- much money you’ll have to spend upfront
- much you can charge for tickets
- likely you are to lure repeat clients.
Often, the size of a miniature golf course will be determined by the size of your property.
Since 1954, the Putt-Putt name was synonymous with family fun and had few of the highest name acknowledgment of any entertainment industry in the world. As the major franchisee of mini-golf courses in the world with over 35 places, Putt-Putt is a fantastic option for someone wanting to enter the industry.
Even though Putt-Putt has continued to test and add new attractions at franchise locations through time, the traditional Putt-Putt miniature golf is still the heart of each location. Some locations continue to be focused solely on Putt-Putt Golf, but others have additional go-karts, bumper cars, arcades, batting cages, bumper boats, laser tag, climbing walls, and much more.
With strong brand recognition, a family-oriented standing and attractive pricing for our guests, Putt-Putt provides franchisees an excellent business option. Join us as a Putt-Putt Fun Center franchisee and find out how the Putt-Putt name and reputation will bring families, organizations, and groups to your Fun Center for an inexpensive good time.
In November 2010, Putt-Putt started its new park prototype in Fayetteville, North Carolina. Later in July 2015, this model was further expanded to the present model. This complete Putt-Putt Fun Center includes an updated park design, modernized attractions. Other design-specific components that facilitate a successful and attractive business.

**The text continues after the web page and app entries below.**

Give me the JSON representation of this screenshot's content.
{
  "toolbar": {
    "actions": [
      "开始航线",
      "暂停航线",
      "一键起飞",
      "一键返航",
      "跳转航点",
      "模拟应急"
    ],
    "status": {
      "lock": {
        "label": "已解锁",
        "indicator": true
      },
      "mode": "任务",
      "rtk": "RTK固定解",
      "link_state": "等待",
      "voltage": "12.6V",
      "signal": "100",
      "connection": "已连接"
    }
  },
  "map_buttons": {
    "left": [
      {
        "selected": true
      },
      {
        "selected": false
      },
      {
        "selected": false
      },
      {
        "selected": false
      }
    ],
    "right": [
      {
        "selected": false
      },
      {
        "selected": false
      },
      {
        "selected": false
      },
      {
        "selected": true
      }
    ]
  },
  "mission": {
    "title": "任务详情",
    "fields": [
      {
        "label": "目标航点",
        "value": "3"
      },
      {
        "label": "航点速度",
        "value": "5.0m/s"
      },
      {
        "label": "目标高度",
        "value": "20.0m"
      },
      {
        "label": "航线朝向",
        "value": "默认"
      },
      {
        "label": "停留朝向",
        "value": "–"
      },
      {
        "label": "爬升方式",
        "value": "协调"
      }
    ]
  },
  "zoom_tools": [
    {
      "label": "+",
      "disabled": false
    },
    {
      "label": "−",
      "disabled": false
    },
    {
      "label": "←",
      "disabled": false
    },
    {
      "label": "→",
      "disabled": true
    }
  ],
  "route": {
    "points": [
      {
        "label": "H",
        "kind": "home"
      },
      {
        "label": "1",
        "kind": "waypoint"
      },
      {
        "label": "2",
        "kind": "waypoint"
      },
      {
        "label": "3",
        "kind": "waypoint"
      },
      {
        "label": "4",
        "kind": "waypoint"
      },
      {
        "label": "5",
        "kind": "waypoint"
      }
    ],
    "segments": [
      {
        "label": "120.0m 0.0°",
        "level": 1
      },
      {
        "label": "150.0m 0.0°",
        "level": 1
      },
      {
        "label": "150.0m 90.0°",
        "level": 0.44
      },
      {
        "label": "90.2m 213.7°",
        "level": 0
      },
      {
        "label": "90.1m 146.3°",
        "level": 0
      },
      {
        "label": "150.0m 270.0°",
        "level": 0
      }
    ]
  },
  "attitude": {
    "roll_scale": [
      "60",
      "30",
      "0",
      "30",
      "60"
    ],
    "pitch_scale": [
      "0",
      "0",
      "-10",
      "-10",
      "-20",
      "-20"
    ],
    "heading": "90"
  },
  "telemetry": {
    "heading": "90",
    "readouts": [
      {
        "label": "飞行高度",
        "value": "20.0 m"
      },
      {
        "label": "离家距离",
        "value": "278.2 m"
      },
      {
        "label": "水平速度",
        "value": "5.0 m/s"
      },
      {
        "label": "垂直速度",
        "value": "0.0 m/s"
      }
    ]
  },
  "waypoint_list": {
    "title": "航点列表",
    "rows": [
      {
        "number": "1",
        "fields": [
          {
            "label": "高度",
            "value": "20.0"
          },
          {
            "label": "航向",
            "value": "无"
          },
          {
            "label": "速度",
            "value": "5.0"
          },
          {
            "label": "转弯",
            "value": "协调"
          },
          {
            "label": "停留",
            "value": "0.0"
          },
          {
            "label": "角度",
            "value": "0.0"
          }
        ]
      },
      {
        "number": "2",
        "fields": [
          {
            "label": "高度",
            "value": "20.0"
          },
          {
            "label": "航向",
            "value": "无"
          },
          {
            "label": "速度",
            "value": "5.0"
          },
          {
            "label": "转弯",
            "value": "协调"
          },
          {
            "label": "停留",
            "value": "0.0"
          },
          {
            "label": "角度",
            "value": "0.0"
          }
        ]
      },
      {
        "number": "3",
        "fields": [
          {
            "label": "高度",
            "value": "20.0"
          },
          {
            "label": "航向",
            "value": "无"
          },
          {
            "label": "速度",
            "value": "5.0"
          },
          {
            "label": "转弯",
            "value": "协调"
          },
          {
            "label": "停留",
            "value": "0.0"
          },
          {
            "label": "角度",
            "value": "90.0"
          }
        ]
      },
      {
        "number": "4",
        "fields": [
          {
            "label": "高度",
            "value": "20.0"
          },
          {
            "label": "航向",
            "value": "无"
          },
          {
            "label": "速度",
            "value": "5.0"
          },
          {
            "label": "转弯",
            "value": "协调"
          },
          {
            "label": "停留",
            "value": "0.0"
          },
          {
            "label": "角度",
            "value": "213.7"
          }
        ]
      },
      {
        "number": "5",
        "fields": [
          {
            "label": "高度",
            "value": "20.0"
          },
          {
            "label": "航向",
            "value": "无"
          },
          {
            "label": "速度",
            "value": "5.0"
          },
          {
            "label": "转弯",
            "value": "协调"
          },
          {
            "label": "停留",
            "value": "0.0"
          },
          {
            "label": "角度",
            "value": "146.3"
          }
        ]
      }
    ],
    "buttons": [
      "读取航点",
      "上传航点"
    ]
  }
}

When you get a Putt-Putt Fun Center franchise, you are becoming a part of a tradition of family fun that’s over 60 years old. The Putt-Putt brand is invaluable, sparking prompt recognition among kids and parents throughout the country. With the choice to add other attractions, like go-karts, arcades, laser tag, bumper boats, and batting cages. You can make a mini-amusement park that’s the place for family fun on your community. You’ll be the preferred location for birthday parties, fundraising events, youth group outings, scout outings, athletic team parties. Even business events when they need a family environment.
Putt-Putt will be your partner in this venture. Some of the perks you’ll get as a Putt-Putt Fun Center franchisee will comprise:
- The use of the Putt-Putt name (a powerful national brand equivalent with family fun), collateral system, logo, signage, promotional materials, etc.
- Support and consultation from an expert Putt-Putt representative every step of the way
- Site selection consulting
- Facility design assistance, including design help from the Putt-Putt representative and connection to a family fun center design pro.
- Initial training for you and your key employees, and access to the ongoing training for all of your workers
- Access to an entire step-by-step marketing plan
- On-site support for your grand opening
- Continuing assistance from the corporate office staff through site visits, secure website, and a toll-free number once you’re available for business.
- Group meetings with other franchisees to network for help and ideas
- Contacts and discounts from primary vendors for everything from insurance and employee benefits to putters and redemption toys
- Research and development contributes to new attraction options and marketing applications
- And much more!
We know that our success depends on your progress. Your Putt-Putt adviser will continue to be there for you to answer questions, provide tips, and give you whatever support you want to be successful.
Watch this video for more information: